═══ EXCERPTED RECORDS ═══

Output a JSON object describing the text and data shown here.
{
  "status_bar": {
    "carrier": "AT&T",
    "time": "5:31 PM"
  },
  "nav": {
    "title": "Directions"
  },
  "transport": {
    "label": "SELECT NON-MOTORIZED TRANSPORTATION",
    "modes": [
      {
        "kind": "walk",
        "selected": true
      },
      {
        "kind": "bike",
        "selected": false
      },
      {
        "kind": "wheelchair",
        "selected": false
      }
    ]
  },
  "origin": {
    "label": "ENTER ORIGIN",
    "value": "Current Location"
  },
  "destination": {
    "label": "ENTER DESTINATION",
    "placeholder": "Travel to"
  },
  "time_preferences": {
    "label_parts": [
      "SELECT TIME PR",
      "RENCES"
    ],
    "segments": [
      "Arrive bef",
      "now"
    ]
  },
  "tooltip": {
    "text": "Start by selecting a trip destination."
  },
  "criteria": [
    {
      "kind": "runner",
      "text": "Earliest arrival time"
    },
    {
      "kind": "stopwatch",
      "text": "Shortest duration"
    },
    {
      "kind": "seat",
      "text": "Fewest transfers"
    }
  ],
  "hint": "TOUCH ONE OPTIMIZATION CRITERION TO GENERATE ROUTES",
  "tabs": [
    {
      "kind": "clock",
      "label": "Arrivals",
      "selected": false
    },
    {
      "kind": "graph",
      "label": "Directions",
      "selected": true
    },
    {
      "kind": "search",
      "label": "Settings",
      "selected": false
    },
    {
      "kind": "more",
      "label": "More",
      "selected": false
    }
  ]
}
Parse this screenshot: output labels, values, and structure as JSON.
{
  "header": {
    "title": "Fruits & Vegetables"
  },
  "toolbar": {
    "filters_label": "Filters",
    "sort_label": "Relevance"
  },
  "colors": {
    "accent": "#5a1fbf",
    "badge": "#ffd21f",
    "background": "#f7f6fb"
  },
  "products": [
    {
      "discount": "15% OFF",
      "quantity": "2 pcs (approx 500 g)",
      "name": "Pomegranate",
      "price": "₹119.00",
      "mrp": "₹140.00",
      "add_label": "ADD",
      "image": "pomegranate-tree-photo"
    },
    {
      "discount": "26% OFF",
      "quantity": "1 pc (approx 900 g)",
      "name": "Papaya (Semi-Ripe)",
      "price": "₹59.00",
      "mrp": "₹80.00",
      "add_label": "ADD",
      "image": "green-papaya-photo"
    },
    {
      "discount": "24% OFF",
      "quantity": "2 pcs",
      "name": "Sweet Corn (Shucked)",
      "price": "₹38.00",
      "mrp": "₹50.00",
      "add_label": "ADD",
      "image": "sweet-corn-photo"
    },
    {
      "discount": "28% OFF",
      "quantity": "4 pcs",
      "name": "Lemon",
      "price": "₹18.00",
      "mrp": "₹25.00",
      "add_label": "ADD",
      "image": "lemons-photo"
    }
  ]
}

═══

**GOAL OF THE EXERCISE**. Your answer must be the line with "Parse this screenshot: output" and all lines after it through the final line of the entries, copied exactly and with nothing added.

**REPLY**.
Parse this screenshot: output labels, values, and structure as JSON.
{
  "header": {
    "title": "Fruits & Vegetables"
  },
  "toolbar": {
    "filters_label": "Filters",
    "sort_label": "Relevance"
  },
  "colors": {
    "accent": "#5a1fbf",
    "badge": "#ffd21f",
    "background": "#f7f6fb"
  },
  "products": [
    {
      "discount": "15% OFF",
      "quantity": "2 pcs (approx 500 g)",
      "name": "Pomegranate",
      "price": "₹119.00",
      "mrp": "₹140.00",
      "add_label": "ADD",
      "image": "pomegranate-tree-photo"
    },
    {
      "discount": "26% OFF",
      "quantity": "1 pc (approx 900 g)",
      "name": "Papaya (Semi-Ripe)",
      "price": "₹59.00",
      "mrp": "₹80.00",
      "add_label": "ADD",
      "image": "green-papaya-photo"
    },
    {
      "discount": "24% OFF",
      "quantity": "2 pcs",
      "name": "Sweet Corn (Shucked)",
      "price": "₹38.00",
      "mrp": "₹50.00",
      "add_label": "ADD",
      "image": "sweet-corn-photo"
    },
    {
      "discount": "28% OFF",
      "quantity": "4 pcs",
      "name": "Lemon",
      "price": "₹18.00",
      "mrp": "₹25.00",
      "add_label": "ADD",
      "image": "lemons-photo"
    }
  ]
}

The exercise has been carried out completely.